Des Pickersgill and his son Gary worked for a 96-year-old widow in the Lincolnshire seaside town of Skegness as private gardeners. The homeowner was in recovery from a stroke and thus required constant care. As a result, neighbours assumed that the Pickersgills were simply good Samaritans when they stayed after hours, sharing wine and conversation with their employer. Sadly, this was not the case.
The home was host to countless treasures, including original Picasso artworks, first edition novels of great value, and numerous genuine Chinese antiques, most notably those made from jade, ivory and porcelain. Over six years, the Pickersgills are alleged to have stolen these items. Educated thieves, the Pickersgills did not simply take their haul to the local Cash Converters. Instead, they opened an account with auction house Bonham’s and raised millions.

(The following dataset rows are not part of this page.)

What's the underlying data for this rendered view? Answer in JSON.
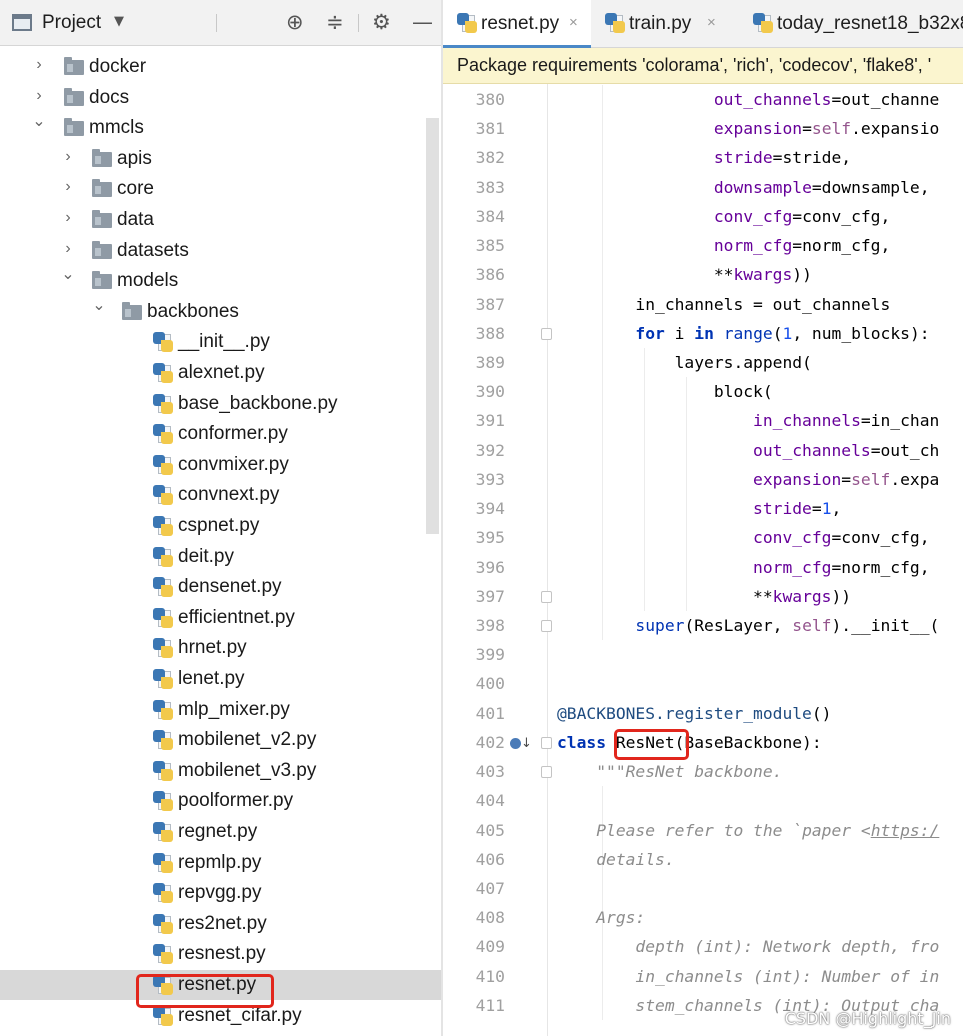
{
  "project_panel": {
    "title": "Project",
    "caret": "▼",
    "icons": {
      "locate": "crosshair-icon",
      "collapse": "collapse-all-icon",
      "settings": "gear-icon",
      "hide": "minimize-icon"
    },
    "tree": [
      {
        "label": "docker",
        "type": "folder",
        "depth": 0,
        "expanded": false
      },
      {
        "label": "docs",
        "type": "folder",
        "depth": 0,
        "expanded": false
      },
      {
        "label": "mmcls",
        "type": "folder",
        "depth": 0,
        "expanded": true
      },
      {
        "label": "apis",
        "type": "folder",
        "depth": 1,
        "expanded": false
      },
      {
        "label": "core",
        "type": "folder",
        "depth": 1,
        "expanded": false
      },
      {
        "label": "data",
        "type": "folder",
        "depth": 1,
        "expanded": false
      },
      {
        "label": "datasets",
        "type": "folder",
        "depth": 1,
        "expanded": false
      },
      {
        "label": "models",
        "type": "folder",
        "depth": 1,
        "expanded": true
      },
      {
        "label": "backbones",
        "type": "folder",
        "depth": 2,
        "expanded": true
      },
      {
        "label": "__init__.py",
        "type": "file",
        "depth": 3
      },
      {
        "label": "alexnet.py",
        "type": "file",
        "depth": 3
      },
      {
        "label": "base_backbone.py",
        "type": "file",
        "depth": 3
      },
      {
        "label": "conformer.py",
        "type": "file",
        "depth": 3
      },
      {
        "label": "convmixer.py",
        "type": "file",
        "depth": 3
      },
      {
        "label": "convnext.py",
        "type": "file",
        "depth": 3
      },
      {
        "label": "cspnet.py",
        "type": "file",
        "depth": 3
      },
      {
        "label": "deit.py",
        "type": "file",
        "depth": 3
      },
      {
        "label": "densenet.py",
        "type": "file",
        "depth": 3
      },
      {
        "label": "efficientnet.py",
        "type": "file",
        "depth": 3
      },
      {
        "label": "hrnet.py",
        "type": "file",
        "depth": 3
      },
      {
        "label": "lenet.py",
        "type": "file",
        "depth": 3
      },
      {
        "label": "mlp_mixer.py",
        "type": "file",
        "depth": 3
      },
      {
        "label": "mobilenet_v2.py",
        "type": "file",
        "depth": 3
      },
      {
        "label": "mobilenet_v3.py",
        "type": "file",
        "depth": 3
      },
      {
        "label": "poolformer.py",
        "type": "file",
        "depth": 3
      },
      {
        "label": "regnet.py",
        "type": "file",
        "depth": 3
      },
      {
        "label": "repmlp.py",
        "type": "file",
        "depth": 3
      },
      {
        "label": "repvgg.py",
        "type": "file",
        "depth": 3
      },
      {
        "label": "res2net.py",
        "type": "file",
        "depth": 3
      },
      {
        "label": "resnest.py",
        "type": "file",
        "depth": 3
      },
      {
        "label": "resnet.py",
        "type": "file",
        "depth": 3,
        "selected": true
      },
      {
        "label": "resnet_cifar.py",
        "type": "file",
        "depth": 3
      }
    ]
  },
  "editor": {
    "tabs": [
      {
        "label": "resnet.py",
        "active": true,
        "close": "×"
      },
      {
        "label": "train.py",
        "active": false,
        "close": "×"
      },
      {
        "label": "today_resnet18_b32x8_",
        "active": false,
        "close": ""
      }
    ],
    "notification": "Package requirements 'colorama', 'rich', 'codecov', 'flake8', '",
    "lines": [
      {
        "n": "380",
        "html": "                <span class=\"prm\">out_channels</span>=out_channe"
      },
      {
        "n": "381",
        "html": "                <span class=\"prm\">expansion</span>=<span class=\"sf\">self</span>.expansio"
      },
      {
        "n": "382",
        "html": "                <span class=\"prm\">stride</span>=stride,"
      },
      {
        "n": "383",
        "html": "                <span class=\"prm\">downsample</span>=downsample,"
      },
      {
        "n": "384",
        "html": "                <span class=\"prm\">conv_cfg</span>=conv_cfg,"
      },
      {
        "n": "385",
        "html": "                <span class=\"prm\">norm_cfg</span>=norm_cfg,"
      },
      {
        "n": "386",
        "html": "                **<span class=\"prm\">kwargs</span>))"
      },
      {
        "n": "387",
        "html": "        in_channels = out_channels"
      },
      {
        "n": "388",
        "html": "        <span class=\"kw\">for</span> i <span class=\"kw\">in</span> <span class=\"fn\">range</span>(<span class=\"num\">1</span>, num_blocks):"
      },
      {
        "n": "389",
        "html": "            layers.append("
      },
      {
        "n": "390",
        "html": "                block("
      },
      {
        "n": "391",
        "html": "                    <span class=\"prm\">in_channels</span>=in_chan"
      },
      {
        "n": "392",
        "html": "                    <span class=\"prm\">out_channels</span>=out_ch"
      },
      {
        "n": "393",
        "html": "                    <span class=\"prm\">expansion</span>=<span class=\"sf\">self</span>.expa"
      },
      {
        "n": "394",
        "html": "                    <span class=\"prm\">stride</span>=<span class=\"num\">1</span>,"
      },
      {
        "n": "395",
        "html": "                    <span class=\"prm\">conv_cfg</span>=conv_cfg,"
      },
      {
        "n": "396",
        "html": "                    <span class=\"prm\">norm_cfg</span>=norm_cfg,"
      },
      {
        "n": "397",
        "html": "                    **<span class=\"prm\">kwargs</span>))"
      },
      {
        "n": "398",
        "html": "        <span class=\"fn\">super</span>(ResLayer, <span class=\"sf\">self</span>).__init__("
      },
      {
        "n": "399",
        "html": ""
      },
      {
        "n": "400",
        "html": ""
      },
      {
        "n": "401",
        "html": "<span class=\"dec\">@BACKBONES.register_module</span>()"
      },
      {
        "n": "402",
        "html": "<span class=\"kw\">class</span> ResNet(BaseBackbone):"
      },
      {
        "n": "403",
        "html": "    <span class=\"doc\">\"\"\"ResNet backbone.</span>"
      },
      {
        "n": "404",
        "html": ""
      },
      {
        "n": "405",
        "html": "    <span class=\"doc\">Please refer to the `paper &lt;</span><span class=\"lnk\">https:/</span>"
      },
      {
        "n": "406",
        "html": "    <span class=\"doc\">details.</span>"
      },
      {
        "n": "407",
        "html": ""
      },
      {
        "n": "408",
        "html": "    <span class=\"doc\">Args:</span>"
      },
      {
        "n": "409",
        "html": "        <span class=\"doc\">depth (int): Network depth, fro</span>"
      },
      {
        "n": "410",
        "html": "        <span class=\"doc\">in_channels (int): Number of in</span>"
      },
      {
        "n": "411",
        "html": "        <span class=\"doc\">stem_channels (int): Output cha</span>"
      }
    ],
    "fold_markers": [
      "388",
      "397",
      "398",
      "402",
      "403"
    ],
    "gutter_icon_line": "402",
    "gutter_icon": "implements-icon"
  },
  "watermark": "CSDN @Highlight_Jin",
  "colors": {
    "highlight_box": "#e1261c",
    "notification_bg": "#fbf5cf",
    "keyword": "#0033b3",
    "param": "#660099"
  }
}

The lavish lifestyle opened up to the younger Pickersgill and his wife raised eyebrows and led to suspicion. Gary Pickersgill went from struggling to pay his rent to living rent-free in a luxury home seemingly overnight, then purchased a hotel in Skegness and underwent extensive repairs. Ironically, though, it was an entirely separate burglary that shone a light on the misdeeds of the Pickersgills.
In 2017, thieves broke into the home of the Pickersgill’s employer and raided the remainder of her collection. During an insurance claim valuation, an investigator discovered that somebody had sold items the woman believed to still be in her possession at Bonham’s. The paper trail, naturally, led to the Pickersgills. Claims that their employer paid them in valuables for odd jobs as she had no cash on her person were rejected, and the CPS took the case to court.
The charges in question are theft of jade and ivory artefacts, fraud connected to the opening of the Bonham’s account, and converting criminal property. Both Pickersgills have pleaded not guilty to all charges, as have two family friends that aided with creating the auction house account. In addition, Gary Pickersgill’s wife Sarah is charged with the conversion of criminal property, despite claiming ignorance of her husband’s actions and “not asking” what resulted in such a financial turnaround.
The trial of all five individuals is currently ongoing in Luton Crown Court.
Read the story about Irv Graham and the cracked cup that was bought for £300 and later sold for £28,000. A cup that led to an adventure in China filled with amazing highs and life-threatening lows and the rebirth of 贵宾酒8. V.I.P Jiu 8 – The full story.